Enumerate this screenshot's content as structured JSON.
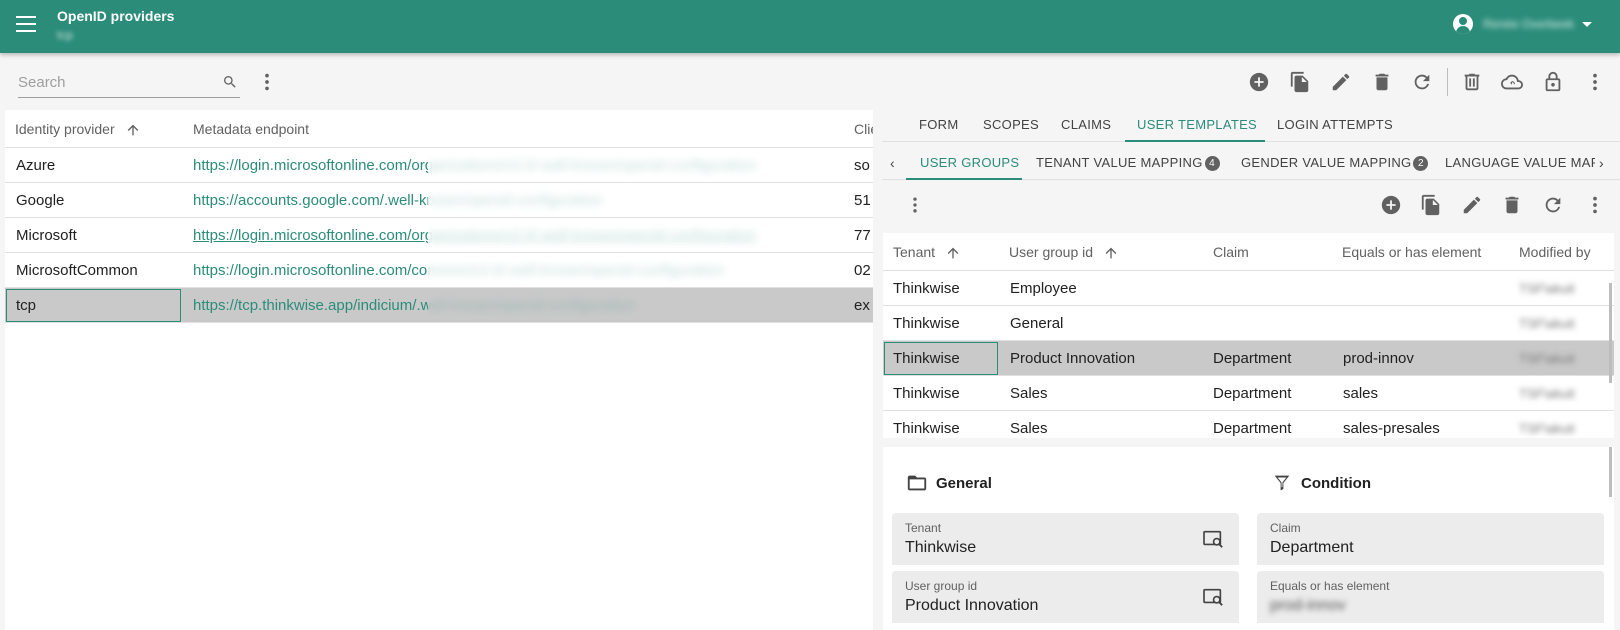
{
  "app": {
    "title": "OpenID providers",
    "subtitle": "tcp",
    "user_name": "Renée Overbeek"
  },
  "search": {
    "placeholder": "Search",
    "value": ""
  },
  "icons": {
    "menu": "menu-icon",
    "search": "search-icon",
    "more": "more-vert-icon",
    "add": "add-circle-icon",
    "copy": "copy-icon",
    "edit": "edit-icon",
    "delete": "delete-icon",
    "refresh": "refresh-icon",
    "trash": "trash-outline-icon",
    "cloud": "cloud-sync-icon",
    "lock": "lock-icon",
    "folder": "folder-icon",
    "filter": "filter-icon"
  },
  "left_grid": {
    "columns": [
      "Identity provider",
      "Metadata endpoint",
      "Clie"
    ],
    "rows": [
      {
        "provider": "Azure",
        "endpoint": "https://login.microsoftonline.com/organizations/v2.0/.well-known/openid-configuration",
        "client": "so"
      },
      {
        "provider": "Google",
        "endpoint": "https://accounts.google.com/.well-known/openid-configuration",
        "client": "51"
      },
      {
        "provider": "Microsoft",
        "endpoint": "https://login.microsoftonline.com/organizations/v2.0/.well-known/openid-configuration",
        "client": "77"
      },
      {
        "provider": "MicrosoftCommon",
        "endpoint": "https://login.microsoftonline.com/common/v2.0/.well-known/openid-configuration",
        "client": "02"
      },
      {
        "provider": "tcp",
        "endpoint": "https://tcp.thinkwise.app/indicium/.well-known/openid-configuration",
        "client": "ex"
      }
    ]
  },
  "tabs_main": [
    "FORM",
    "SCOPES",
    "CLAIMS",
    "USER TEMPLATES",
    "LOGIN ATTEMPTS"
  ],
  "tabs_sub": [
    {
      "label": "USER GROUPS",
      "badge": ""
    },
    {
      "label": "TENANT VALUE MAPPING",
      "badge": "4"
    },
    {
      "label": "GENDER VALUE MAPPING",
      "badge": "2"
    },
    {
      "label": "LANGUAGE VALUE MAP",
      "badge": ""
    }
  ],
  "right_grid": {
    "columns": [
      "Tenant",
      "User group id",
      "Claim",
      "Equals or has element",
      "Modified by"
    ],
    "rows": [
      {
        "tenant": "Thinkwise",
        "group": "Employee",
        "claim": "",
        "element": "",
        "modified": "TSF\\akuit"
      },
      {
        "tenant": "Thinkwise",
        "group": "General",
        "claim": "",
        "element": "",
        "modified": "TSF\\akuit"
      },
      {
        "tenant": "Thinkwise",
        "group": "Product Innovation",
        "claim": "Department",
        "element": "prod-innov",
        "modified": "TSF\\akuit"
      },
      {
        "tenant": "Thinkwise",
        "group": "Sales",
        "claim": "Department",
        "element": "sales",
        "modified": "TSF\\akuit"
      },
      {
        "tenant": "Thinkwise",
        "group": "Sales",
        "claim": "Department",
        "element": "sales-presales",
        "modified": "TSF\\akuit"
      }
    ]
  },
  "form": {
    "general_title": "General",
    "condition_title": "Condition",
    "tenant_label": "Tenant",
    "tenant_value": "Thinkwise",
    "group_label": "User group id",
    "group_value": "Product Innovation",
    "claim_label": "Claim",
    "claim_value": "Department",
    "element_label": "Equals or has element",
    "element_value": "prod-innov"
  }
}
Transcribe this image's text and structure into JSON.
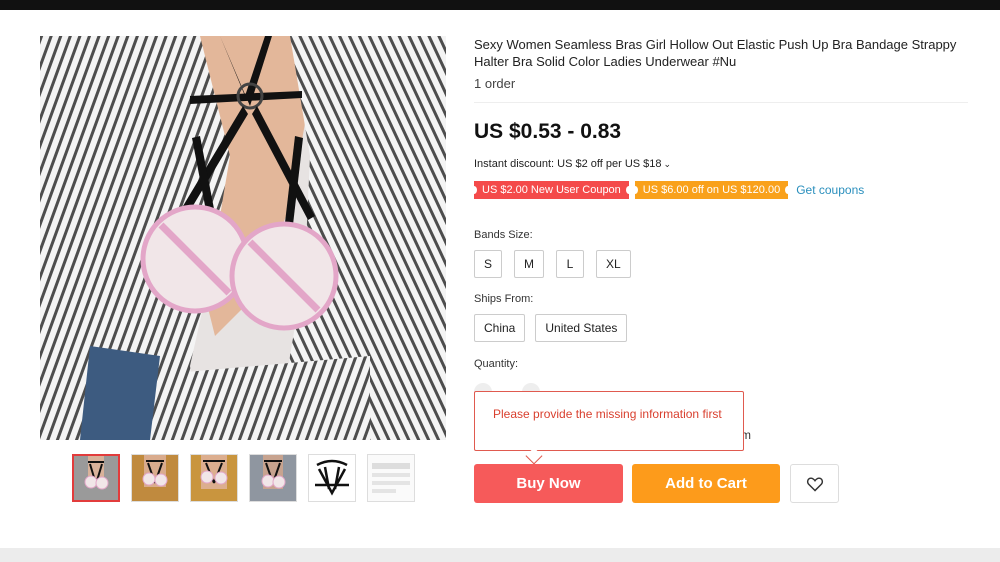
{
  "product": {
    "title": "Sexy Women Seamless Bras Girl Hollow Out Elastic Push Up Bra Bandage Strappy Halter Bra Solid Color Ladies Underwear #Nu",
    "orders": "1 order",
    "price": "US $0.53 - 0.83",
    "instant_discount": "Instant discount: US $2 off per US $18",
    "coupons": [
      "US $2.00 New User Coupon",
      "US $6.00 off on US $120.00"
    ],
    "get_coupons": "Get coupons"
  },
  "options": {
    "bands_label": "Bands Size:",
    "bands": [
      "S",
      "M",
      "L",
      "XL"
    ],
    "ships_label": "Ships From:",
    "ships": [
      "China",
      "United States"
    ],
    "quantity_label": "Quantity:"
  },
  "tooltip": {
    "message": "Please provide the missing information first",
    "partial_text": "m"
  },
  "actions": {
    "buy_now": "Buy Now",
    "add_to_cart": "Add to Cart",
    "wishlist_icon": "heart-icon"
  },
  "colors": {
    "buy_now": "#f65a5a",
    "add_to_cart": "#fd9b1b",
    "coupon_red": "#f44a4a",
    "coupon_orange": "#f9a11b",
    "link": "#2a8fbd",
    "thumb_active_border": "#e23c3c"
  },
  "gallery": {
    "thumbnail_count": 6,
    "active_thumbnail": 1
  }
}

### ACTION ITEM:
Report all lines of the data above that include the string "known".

### REPLY:
        "endpoint": "https://login.microsoftonline.com/organizations/v2.0/.well-known/openid-configuration",
        "endpoint": "https://accounts.google.com/.well-known/openid-configuration",
        "endpoint": "https://login.microsoftonline.com/organizations/v2.0/.well-known/openid-configuration",
        "endpoint": "https://login.microsoftonline.com/common/v2.0/.well-known/openid-configuration",
        "endpoint": "https://tcp.thinkwise.app/indicium/.well-known/openid-configuration",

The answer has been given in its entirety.